● WORK TASK:
In the answer, each entry below appears exactly as given, and no picture appears at all.

┌─ WORKING DATA

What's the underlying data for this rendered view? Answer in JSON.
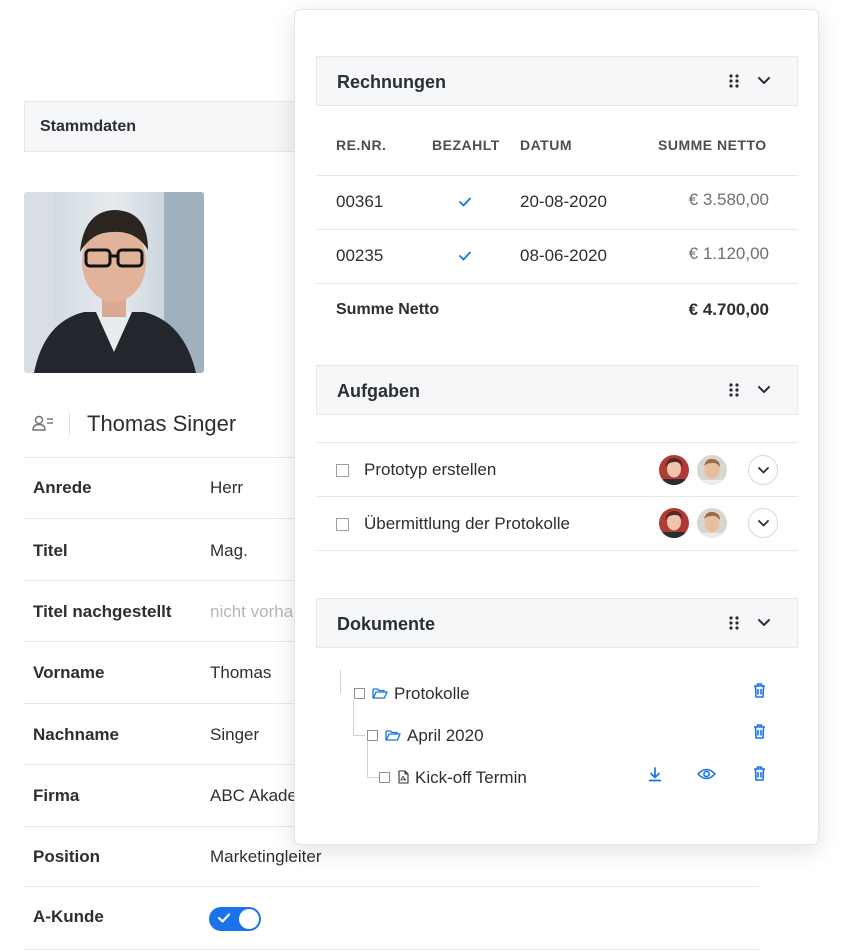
{
  "stammdaten": {
    "title": "Stammdaten"
  },
  "person": {
    "name": "Thomas Singer",
    "fields": [
      {
        "label": "Anrede",
        "value": "Herr",
        "muted": false
      },
      {
        "label": "Titel",
        "value": "Mag.",
        "muted": false
      },
      {
        "label": "Titel nachgestellt",
        "value": "nicht vorhanden",
        "muted": true
      },
      {
        "label": "Vorname",
        "value": "Thomas",
        "muted": false
      },
      {
        "label": "Nachname",
        "value": "Singer",
        "muted": false
      },
      {
        "label": "Firma",
        "value": "ABC Akademie",
        "muted": false
      },
      {
        "label": "Position",
        "value": "Marketingleiter",
        "muted": false
      }
    ],
    "a_kunde": {
      "label": "A-Kunde",
      "enabled": true
    }
  },
  "rechnungen": {
    "title": "Rechnungen",
    "columns": [
      "RE.NR.",
      "BEZAHLT",
      "DATUM",
      "SUMME NETTO"
    ],
    "rows": [
      {
        "nr": "00361",
        "paid": true,
        "date": "20-08-2020",
        "amount": "€ 3.580,00"
      },
      {
        "nr": "00235",
        "paid": true,
        "date": "08-06-2020",
        "amount": "€ 1.120,00"
      }
    ],
    "sum_label": "Summe Netto",
    "sum_value": "€ 4.700,00"
  },
  "aufgaben": {
    "title": "Aufgaben",
    "tasks": [
      {
        "label": "Prototyp erstellen"
      },
      {
        "label": "Übermittlung der Protokolle"
      }
    ]
  },
  "dokumente": {
    "title": "Dokumente",
    "tree": [
      {
        "label": "Protokolle",
        "type": "folder",
        "level": 0
      },
      {
        "label": "April 2020",
        "type": "folder",
        "level": 1
      },
      {
        "label": "Kick-off Termin",
        "type": "pdf",
        "level": 2
      }
    ]
  },
  "colors": {
    "accent": "#1a73e8",
    "text": "#2b2f33",
    "muted": "#b3b7bb",
    "header_bg": "#f6f7f8"
  },
  "icons": [
    "contact-icon",
    "drag-handle-icon",
    "chevron-down-icon",
    "checkmark-icon",
    "folder-open-icon",
    "pdf-file-icon",
    "download-icon",
    "eye-icon",
    "trash-icon"
  ]
}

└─

● EXERCISE OUTPUT:
What's the underlying data for this rendered view? Answer in JSON.
{
  "stammdaten": {
    "title": "Stammdaten"
  },
  "person": {
    "name": "Thomas Singer",
    "fields": [
      {
        "label": "Anrede",
        "value": "Herr",
        "muted": false
      },
      {
        "label": "Titel",
        "value": "Mag.",
        "muted": false
      },
      {
        "label": "Titel nachgestellt",
        "value": "nicht vorhanden",
        "muted": true
      },
      {
        "label": "Vorname",
        "value": "Thomas",
        "muted": false
      },
      {
        "label": "Nachname",
        "value": "Singer",
        "muted": false
      },
      {
        "label": "Firma",
        "value": "ABC Akademie",
        "muted": false
      },
      {
        "label": "Position",
        "value": "Marketingleiter",
        "muted": false
      }
    ],
    "a_kunde": {
      "label": "A-Kunde",
      "enabled": true
    }
  },
  "rechnungen": {
    "title": "Rechnungen",
    "columns": [
      "RE.NR.",
      "BEZAHLT",
      "DATUM",
      "SUMME NETTO"
    ],
    "rows": [
      {
        "nr": "00361",
        "paid": true,
        "date": "20-08-2020",
        "amount": "€ 3.580,00"
      },
      {
        "nr": "00235",
        "paid": true,
        "date": "08-06-2020",
        "amount": "€ 1.120,00"
      }
    ],
    "sum_label": "Summe Netto",
    "sum_value": "€ 4.700,00"
  },
  "aufgaben": {
    "title": "Aufgaben",
    "tasks": [
      {
        "label": "Prototyp erstellen"
      },
      {
        "label": "Übermittlung der Protokolle"
      }
    ]
  },
  "dokumente": {
    "title": "Dokumente",
    "tree": [
      {
        "label": "Protokolle",
        "type": "folder",
        "level": 0
      },
      {
        "label": "April 2020",
        "type": "folder",
        "level": 1
      },
      {
        "label": "Kick-off Termin",
        "type": "pdf",
        "level": 2
      }
    ]
  },
  "colors": {
    "accent": "#1a73e8",
    "text": "#2b2f33",
    "muted": "#b3b7bb",
    "header_bg": "#f6f7f8"
  },
  "icons": [
    "contact-icon",
    "drag-handle-icon",
    "chevron-down-icon",
    "checkmark-icon",
    "folder-open-icon",
    "pdf-file-icon",
    "download-icon",
    "eye-icon",
    "trash-icon"
  ]
}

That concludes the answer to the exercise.